Match on the string "this" in the entries below and return every matching line.

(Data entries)
************

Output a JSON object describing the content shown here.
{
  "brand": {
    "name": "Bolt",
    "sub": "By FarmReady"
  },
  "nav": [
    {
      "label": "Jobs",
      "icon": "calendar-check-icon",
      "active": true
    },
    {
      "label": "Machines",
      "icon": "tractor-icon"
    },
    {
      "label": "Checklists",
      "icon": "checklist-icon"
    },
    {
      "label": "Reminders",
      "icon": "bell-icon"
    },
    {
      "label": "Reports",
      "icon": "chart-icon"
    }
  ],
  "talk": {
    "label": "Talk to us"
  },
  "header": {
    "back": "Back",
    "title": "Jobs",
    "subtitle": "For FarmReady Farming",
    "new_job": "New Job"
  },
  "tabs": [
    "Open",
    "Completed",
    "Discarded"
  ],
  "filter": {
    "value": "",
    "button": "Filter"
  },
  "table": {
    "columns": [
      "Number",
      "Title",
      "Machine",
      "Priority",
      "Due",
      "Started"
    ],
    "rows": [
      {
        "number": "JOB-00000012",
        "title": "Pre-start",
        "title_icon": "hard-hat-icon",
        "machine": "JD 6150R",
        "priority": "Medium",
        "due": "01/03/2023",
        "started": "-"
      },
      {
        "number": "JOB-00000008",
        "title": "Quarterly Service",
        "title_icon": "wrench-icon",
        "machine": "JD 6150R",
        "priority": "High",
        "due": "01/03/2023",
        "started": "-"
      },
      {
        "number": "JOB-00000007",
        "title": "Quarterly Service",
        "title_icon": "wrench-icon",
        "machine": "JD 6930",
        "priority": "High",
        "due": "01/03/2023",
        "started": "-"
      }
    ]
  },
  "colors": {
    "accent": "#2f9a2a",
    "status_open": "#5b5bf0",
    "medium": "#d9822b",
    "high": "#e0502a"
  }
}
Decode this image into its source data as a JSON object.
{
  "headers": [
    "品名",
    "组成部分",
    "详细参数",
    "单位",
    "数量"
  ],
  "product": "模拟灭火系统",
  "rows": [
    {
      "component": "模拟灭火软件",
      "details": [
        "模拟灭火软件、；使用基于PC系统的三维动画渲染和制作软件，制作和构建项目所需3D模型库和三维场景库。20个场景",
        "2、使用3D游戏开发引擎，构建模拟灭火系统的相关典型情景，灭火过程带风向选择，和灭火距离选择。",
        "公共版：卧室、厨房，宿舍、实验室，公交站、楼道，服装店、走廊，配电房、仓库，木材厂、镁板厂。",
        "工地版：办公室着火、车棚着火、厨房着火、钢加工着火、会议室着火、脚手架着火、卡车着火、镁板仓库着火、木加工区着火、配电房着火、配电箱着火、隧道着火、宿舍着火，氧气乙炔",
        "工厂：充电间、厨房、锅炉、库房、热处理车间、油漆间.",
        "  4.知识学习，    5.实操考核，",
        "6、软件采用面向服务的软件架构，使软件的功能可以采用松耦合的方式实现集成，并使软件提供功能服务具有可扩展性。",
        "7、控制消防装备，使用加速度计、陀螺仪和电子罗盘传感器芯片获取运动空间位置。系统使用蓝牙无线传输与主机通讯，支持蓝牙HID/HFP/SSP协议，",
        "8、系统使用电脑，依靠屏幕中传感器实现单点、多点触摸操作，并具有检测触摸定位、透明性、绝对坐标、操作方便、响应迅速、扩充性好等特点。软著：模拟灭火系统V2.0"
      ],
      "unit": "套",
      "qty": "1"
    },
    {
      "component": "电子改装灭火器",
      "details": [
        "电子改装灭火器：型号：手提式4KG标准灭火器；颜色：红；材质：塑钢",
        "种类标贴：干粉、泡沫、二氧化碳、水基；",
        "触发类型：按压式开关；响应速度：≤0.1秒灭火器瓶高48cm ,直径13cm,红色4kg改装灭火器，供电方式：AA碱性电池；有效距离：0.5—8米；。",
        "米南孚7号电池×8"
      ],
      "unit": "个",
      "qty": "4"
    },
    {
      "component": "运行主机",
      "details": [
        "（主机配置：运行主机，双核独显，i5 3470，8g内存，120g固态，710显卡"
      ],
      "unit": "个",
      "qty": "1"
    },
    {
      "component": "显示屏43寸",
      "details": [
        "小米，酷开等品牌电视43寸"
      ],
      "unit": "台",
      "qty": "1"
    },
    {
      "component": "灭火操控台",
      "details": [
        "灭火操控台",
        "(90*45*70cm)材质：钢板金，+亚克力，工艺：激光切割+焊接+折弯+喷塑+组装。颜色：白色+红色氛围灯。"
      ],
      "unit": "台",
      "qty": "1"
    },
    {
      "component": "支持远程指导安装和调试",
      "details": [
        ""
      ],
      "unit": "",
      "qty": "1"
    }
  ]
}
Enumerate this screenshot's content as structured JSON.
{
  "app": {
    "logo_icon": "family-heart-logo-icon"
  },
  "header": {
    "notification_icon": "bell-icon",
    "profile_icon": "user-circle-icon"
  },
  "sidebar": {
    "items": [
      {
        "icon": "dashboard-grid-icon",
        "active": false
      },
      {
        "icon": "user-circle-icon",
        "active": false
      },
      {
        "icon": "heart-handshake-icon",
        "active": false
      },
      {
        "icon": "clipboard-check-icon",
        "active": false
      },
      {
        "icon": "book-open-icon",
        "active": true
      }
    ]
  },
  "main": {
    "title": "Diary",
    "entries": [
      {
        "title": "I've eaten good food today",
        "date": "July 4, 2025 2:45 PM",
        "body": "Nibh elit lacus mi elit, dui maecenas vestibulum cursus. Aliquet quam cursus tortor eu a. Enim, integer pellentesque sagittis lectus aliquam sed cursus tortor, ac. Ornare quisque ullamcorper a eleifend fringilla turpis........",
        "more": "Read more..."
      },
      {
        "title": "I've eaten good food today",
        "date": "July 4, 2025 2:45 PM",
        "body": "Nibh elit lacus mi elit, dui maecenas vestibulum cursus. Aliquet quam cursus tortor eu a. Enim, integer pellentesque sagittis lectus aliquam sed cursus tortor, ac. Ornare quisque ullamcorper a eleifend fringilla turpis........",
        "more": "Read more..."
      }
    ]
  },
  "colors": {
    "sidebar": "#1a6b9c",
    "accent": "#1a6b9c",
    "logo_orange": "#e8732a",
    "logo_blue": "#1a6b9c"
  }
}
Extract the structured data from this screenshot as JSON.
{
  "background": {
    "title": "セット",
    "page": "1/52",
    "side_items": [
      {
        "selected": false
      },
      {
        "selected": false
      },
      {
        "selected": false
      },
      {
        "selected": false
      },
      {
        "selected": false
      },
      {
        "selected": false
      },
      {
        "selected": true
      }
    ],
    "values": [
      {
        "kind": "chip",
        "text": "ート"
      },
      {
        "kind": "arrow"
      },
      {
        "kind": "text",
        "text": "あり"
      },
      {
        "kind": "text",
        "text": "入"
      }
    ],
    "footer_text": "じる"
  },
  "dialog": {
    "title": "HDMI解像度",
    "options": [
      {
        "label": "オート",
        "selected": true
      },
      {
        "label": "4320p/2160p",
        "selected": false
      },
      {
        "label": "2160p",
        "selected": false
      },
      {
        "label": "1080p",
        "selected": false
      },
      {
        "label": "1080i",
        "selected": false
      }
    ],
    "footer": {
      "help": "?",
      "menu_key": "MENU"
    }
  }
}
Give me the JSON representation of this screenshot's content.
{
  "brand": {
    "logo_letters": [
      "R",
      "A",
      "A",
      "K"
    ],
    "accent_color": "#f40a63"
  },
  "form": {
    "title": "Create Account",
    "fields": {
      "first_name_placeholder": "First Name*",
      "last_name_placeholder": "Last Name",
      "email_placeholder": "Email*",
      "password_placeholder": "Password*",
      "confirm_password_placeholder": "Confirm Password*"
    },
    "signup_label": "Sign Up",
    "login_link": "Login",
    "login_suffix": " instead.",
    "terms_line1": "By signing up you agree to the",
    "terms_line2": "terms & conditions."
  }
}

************

*Result of the exercise:*
Decode this image into its source data as a JSON object.
Enumerate this screenshot's content as structured JSON.
Extract the structured data from this screenshot as JSON.
Give me the JSON representation of this screenshot's content.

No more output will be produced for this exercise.